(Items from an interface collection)
# # #

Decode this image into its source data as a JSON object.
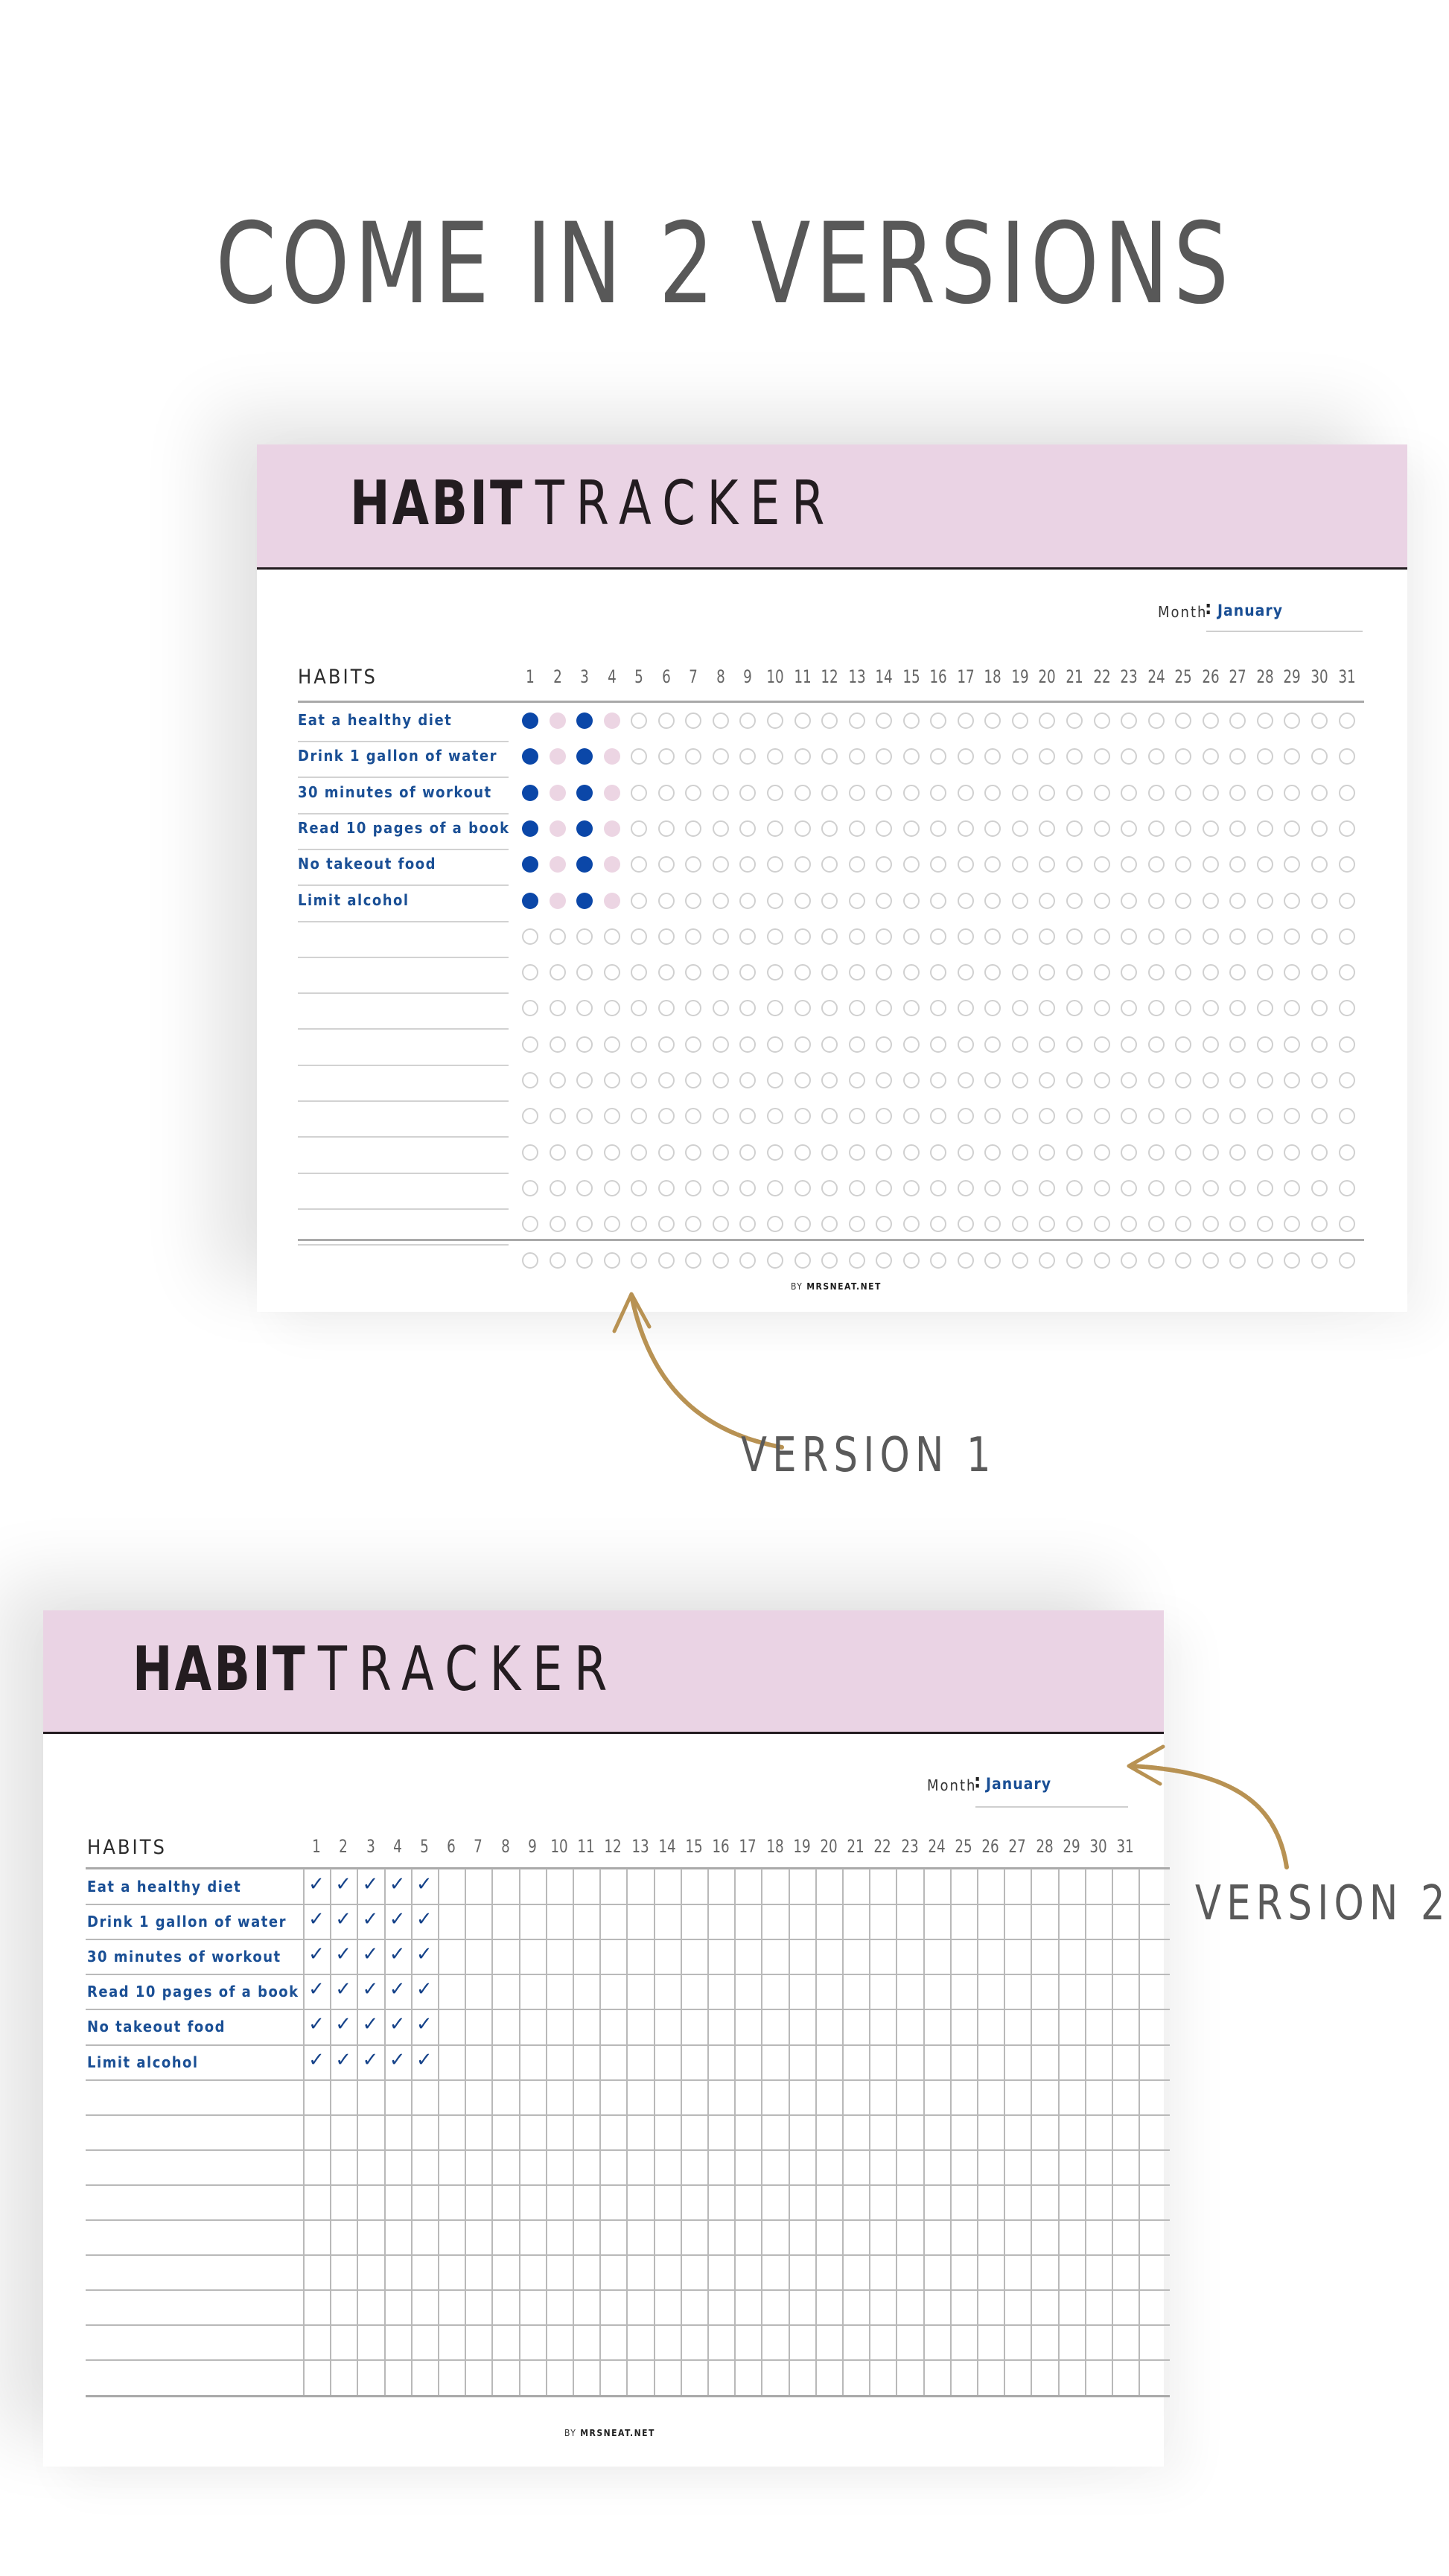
{
  "page_title": "COME IN 2 VERSIONS",
  "colors": {
    "header_pink": "#ead3e4",
    "habit_blue": "#1a4f95",
    "dot_blue": "#0b47a8",
    "dot_pink": "#ecd5e3",
    "arrow_gold": "#b89253",
    "title_gray": "#585858"
  },
  "version1": {
    "label": "VERSION 1",
    "title_bold": "HABIT",
    "title_light": "TRACKER",
    "month_label": "Month",
    "month_value": "January",
    "habits_heading": "HABITS",
    "days": [
      1,
      2,
      3,
      4,
      5,
      6,
      7,
      8,
      9,
      10,
      11,
      12,
      13,
      14,
      15,
      16,
      17,
      18,
      19,
      20,
      21,
      22,
      23,
      24,
      25,
      26,
      27,
      28,
      29,
      30,
      31
    ],
    "habits": [
      "Eat a healthy diet",
      "Drink 1 gallon of water",
      "30 minutes of workout",
      "Read 10 pages of a book",
      "No takeout food",
      "Limit alcohol",
      "",
      "",
      "",
      "",
      "",
      "",
      "",
      "",
      "",
      ""
    ],
    "marker_style": "circles",
    "day_states_first_rows": [
      "full",
      "partial",
      "full",
      "partial"
    ],
    "filled_rows": 6,
    "credit_prefix": "BY",
    "credit_brand": "MRSNEAT.NET"
  },
  "version2": {
    "label": "VERSION 2",
    "title_bold": "HABIT",
    "title_light": "TRACKER",
    "month_label": "Month",
    "month_value": "January",
    "habits_heading": "HABITS",
    "days": [
      1,
      2,
      3,
      4,
      5,
      6,
      7,
      8,
      9,
      10,
      11,
      12,
      13,
      14,
      15,
      16,
      17,
      18,
      19,
      20,
      21,
      22,
      23,
      24,
      25,
      26,
      27,
      28,
      29,
      30,
      31
    ],
    "habits": [
      "Eat a healthy diet",
      "Drink 1 gallon of water",
      "30 minutes of workout",
      "Read 10 pages of a book",
      "No takeout food",
      "Limit alcohol",
      "",
      "",
      "",
      "",
      "",
      "",
      "",
      "",
      ""
    ],
    "marker_style": "checkmarks",
    "checked_days": 5,
    "filled_rows": 6,
    "check_glyph": "✓",
    "credit_prefix": "BY",
    "credit_brand": "MRSNEAT.NET"
  }
}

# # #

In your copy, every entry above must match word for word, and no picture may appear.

● Response
Decode this image into its source data as a JSON object.
{
  "page_title": "COME IN 2 VERSIONS",
  "colors": {
    "header_pink": "#ead3e4",
    "habit_blue": "#1a4f95",
    "dot_blue": "#0b47a8",
    "dot_pink": "#ecd5e3",
    "arrow_gold": "#b89253",
    "title_gray": "#585858"
  },
  "version1": {
    "label": "VERSION 1",
    "title_bold": "HABIT",
    "title_light": "TRACKER",
    "month_label": "Month",
    "month_value": "January",
    "habits_heading": "HABITS",
    "days": [
      1,
      2,
      3,
      4,
      5,
      6,
      7,
      8,
      9,
      10,
      11,
      12,
      13,
      14,
      15,
      16,
      17,
      18,
      19,
      20,
      21,
      22,
      23,
      24,
      25,
      26,
      27,
      28,
      29,
      30,
      31
    ],
    "habits": [
      "Eat a healthy diet",
      "Drink 1 gallon of water",
      "30 minutes of workout",
      "Read 10 pages of a book",
      "No takeout food",
      "Limit alcohol",
      "",
      "",
      "",
      "",
      "",
      "",
      "",
      "",
      "",
      ""
    ],
    "marker_style": "circles",
    "day_states_first_rows": [
      "full",
      "partial",
      "full",
      "partial"
    ],
    "filled_rows": 6,
    "credit_prefix": "BY",
    "credit_brand": "MRSNEAT.NET"
  },
  "version2": {
    "label": "VERSION 2",
    "title_bold": "HABIT",
    "title_light": "TRACKER",
    "month_label": "Month",
    "month_value": "January",
    "habits_heading": "HABITS",
    "days": [
      1,
      2,
      3,
      4,
      5,
      6,
      7,
      8,
      9,
      10,
      11,
      12,
      13,
      14,
      15,
      16,
      17,
      18,
      19,
      20,
      21,
      22,
      23,
      24,
      25,
      26,
      27,
      28,
      29,
      30,
      31
    ],
    "habits": [
      "Eat a healthy diet",
      "Drink 1 gallon of water",
      "30 minutes of workout",
      "Read 10 pages of a book",
      "No takeout food",
      "Limit alcohol",
      "",
      "",
      "",
      "",
      "",
      "",
      "",
      "",
      ""
    ],
    "marker_style": "checkmarks",
    "checked_days": 5,
    "filled_rows": 6,
    "check_glyph": "✓",
    "credit_prefix": "BY",
    "credit_brand": "MRSNEAT.NET"
  }
}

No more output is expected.